Data entries
----

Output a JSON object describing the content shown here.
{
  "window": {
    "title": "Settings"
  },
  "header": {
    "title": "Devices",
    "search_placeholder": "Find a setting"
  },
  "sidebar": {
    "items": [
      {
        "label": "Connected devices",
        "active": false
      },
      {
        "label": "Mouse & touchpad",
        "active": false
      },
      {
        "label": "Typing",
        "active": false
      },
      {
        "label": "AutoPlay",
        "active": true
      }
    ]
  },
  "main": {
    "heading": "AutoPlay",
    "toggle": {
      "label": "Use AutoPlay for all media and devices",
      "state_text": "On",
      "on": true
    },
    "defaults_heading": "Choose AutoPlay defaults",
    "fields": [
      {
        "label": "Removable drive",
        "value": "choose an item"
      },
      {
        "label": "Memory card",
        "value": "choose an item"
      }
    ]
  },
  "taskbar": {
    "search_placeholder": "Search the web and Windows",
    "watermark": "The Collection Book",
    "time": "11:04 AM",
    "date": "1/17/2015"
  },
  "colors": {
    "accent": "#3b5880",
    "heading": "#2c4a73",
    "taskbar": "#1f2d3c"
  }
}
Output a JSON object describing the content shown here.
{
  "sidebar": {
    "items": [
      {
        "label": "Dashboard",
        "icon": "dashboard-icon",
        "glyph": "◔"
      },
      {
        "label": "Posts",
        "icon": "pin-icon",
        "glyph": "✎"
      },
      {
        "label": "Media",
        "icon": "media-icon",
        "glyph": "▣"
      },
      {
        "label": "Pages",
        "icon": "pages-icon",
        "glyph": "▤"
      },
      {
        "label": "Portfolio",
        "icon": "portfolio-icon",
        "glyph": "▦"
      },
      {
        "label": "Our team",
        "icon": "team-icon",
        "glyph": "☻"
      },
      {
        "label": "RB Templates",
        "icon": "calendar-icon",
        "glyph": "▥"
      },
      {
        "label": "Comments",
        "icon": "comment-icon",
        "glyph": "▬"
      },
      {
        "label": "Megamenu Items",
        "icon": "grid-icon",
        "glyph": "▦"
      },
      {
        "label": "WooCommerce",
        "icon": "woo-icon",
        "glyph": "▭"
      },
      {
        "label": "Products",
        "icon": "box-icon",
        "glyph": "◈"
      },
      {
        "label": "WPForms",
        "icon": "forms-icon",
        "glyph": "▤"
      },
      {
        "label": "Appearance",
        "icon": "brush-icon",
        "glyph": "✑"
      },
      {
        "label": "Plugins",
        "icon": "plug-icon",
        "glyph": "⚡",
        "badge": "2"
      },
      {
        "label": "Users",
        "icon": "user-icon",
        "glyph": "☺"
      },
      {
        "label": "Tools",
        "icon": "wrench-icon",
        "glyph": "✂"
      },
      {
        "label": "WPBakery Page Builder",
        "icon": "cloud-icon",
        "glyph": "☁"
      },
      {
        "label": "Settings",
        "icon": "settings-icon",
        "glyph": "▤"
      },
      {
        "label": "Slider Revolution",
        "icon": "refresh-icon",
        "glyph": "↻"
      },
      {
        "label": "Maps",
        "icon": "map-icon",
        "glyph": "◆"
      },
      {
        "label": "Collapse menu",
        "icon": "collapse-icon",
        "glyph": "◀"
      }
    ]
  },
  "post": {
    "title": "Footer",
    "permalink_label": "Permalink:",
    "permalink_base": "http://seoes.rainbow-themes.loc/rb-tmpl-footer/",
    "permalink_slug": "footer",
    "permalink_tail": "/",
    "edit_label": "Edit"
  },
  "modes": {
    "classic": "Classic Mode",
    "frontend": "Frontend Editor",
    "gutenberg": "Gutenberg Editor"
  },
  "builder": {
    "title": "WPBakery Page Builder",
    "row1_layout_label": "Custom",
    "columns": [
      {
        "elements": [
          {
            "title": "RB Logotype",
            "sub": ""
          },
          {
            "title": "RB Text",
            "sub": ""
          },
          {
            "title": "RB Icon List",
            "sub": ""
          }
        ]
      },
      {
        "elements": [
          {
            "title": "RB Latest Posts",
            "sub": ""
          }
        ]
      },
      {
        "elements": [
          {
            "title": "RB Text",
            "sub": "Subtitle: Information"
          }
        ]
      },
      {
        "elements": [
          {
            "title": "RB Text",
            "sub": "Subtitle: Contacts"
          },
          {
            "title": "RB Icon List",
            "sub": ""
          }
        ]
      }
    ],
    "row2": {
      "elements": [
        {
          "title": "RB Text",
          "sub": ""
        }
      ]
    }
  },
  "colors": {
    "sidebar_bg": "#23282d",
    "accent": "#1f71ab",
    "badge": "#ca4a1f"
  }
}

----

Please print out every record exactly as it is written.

Output a JSON object describing the content shown here.
{
  "window": {
    "title": "Settings"
  },
  "header": {
    "title": "Devices",
    "search_placeholder": "Find a setting"
  },
  "sidebar": {
    "items": [
      {
        "label": "Connected devices",
        "active": false
      },
      {
        "label": "Mouse & touchpad",
        "active": false
      },
      {
        "label": "Typing",
        "active": false
      },
      {
        "label": "AutoPlay",
        "active": true
      }
    ]
  },
  "main": {
    "heading": "AutoPlay",
    "toggle": {
      "label": "Use AutoPlay for all media and devices",
      "state_text": "On",
      "on": true
    },
    "defaults_heading": "Choose AutoPlay defaults",
    "fields": [
      {
        "label": "Removable drive",
        "value": "choose an item"
      },
      {
        "label": "Memory card",
        "value": "choose an item"
      }
    ]
  },
  "taskbar": {
    "search_placeholder": "Search the web and Windows",
    "watermark": "The Collection Book",
    "time": "11:04 AM",
    "date": "1/17/2015"
  },
  "colors": {
    "accent": "#3b5880",
    "heading": "#2c4a73",
    "taskbar": "#1f2d3c"
  }
}
Output a JSON object describing the content shown here.
{
  "sidebar": {
    "items": [
      {
        "label": "Dashboard",
        "icon": "dashboard-icon",
        "glyph": "◔"
      },
      {
        "label": "Posts",
        "icon": "pin-icon",
        "glyph": "✎"
      },
      {
        "label": "Media",
        "icon": "media-icon",
        "glyph": "▣"
      },
      {
        "label": "Pages",
        "icon": "pages-icon",
        "glyph": "▤"
      },
      {
        "label": "Portfolio",
        "icon": "portfolio-icon",
        "glyph": "▦"
      },
      {
        "label": "Our team",
        "icon": "team-icon",
        "glyph": "☻"
      },
      {
        "label": "RB Templates",
        "icon": "calendar-icon",
        "glyph": "▥"
      },
      {
        "label": "Comments",
        "icon": "comment-icon",
        "glyph": "▬"
      },
      {
        "label": "Megamenu Items",
        "icon": "grid-icon",
        "glyph": "▦"
      },
      {
        "label": "WooCommerce",
        "icon": "woo-icon",
        "glyph": "▭"
      },
      {
        "label": "Products",
        "icon": "box-icon",
        "glyph": "◈"
      },
      {
        "label": "WPForms",
        "icon": "forms-icon",
        "glyph": "▤"
      },
      {
        "label": "Appearance",
        "icon": "brush-icon",
        "glyph": "✑"
      },
      {
        "label": "Plugins",
        "icon": "plug-icon",
        "glyph": "⚡",
        "badge": "2"
      },
      {
        "label": "Users",
        "icon": "user-icon",
        "glyph": "☺"
      },
      {
        "label": "Tools",
        "icon": "wrench-icon",
        "glyph": "✂"
      },
      {
        "label": "WPBakery Page Builder",
        "icon": "cloud-icon",
        "glyph": "☁"
      },
      {
        "label": "Settings",
        "icon": "settings-icon",
        "glyph": "▤"
      },
      {
        "label": "Slider Revolution",
        "icon": "refresh-icon",
        "glyph": "↻"
      },
      {
        "label": "Maps",
        "icon": "map-icon",
        "glyph": "◆"
      },
      {
        "label": "Collapse menu",
        "icon": "collapse-icon",
        "glyph": "◀"
      }
    ]
  },
  "post": {
    "title": "Footer",
    "permalink_label": "Permalink:",
    "permalink_base": "http://seoes.rainbow-themes.loc/rb-tmpl-footer/",
    "permalink_slug": "footer",
    "permalink_tail": "/",
    "edit_label": "Edit"
  },
  "modes": {
    "classic": "Classic Mode",
    "frontend": "Frontend Editor",
    "gutenberg": "Gutenberg Editor"
  },
  "builder": {
    "title": "WPBakery Page Builder",
    "row1_layout_label": "Custom",
    "columns": [
      {
        "elements": [
          {
            "title": "RB Logotype",
            "sub": ""
          },
          {
            "title": "RB Text",
            "sub": ""
          },
          {
            "title": "RB Icon List",
            "sub": ""
          }
        ]
      },
      {
        "elements": [
          {
            "title": "RB Latest Posts",
            "sub": ""
          }
        ]
      },
      {
        "elements": [
          {
            "title": "RB Text",
            "sub": "Subtitle: Information"
          }
        ]
      },
      {
        "elements": [
          {
            "title": "RB Text",
            "sub": "Subtitle: Contacts"
          },
          {
            "title": "RB Icon List",
            "sub": ""
          }
        ]
      }
    ],
    "row2": {
      "elements": [
        {
          "title": "RB Text",
          "sub": ""
        }
      ]
    }
  },
  "colors": {
    "sidebar_bg": "#23282d",
    "accent": "#1f71ab",
    "badge": "#ca4a1f"
  }
}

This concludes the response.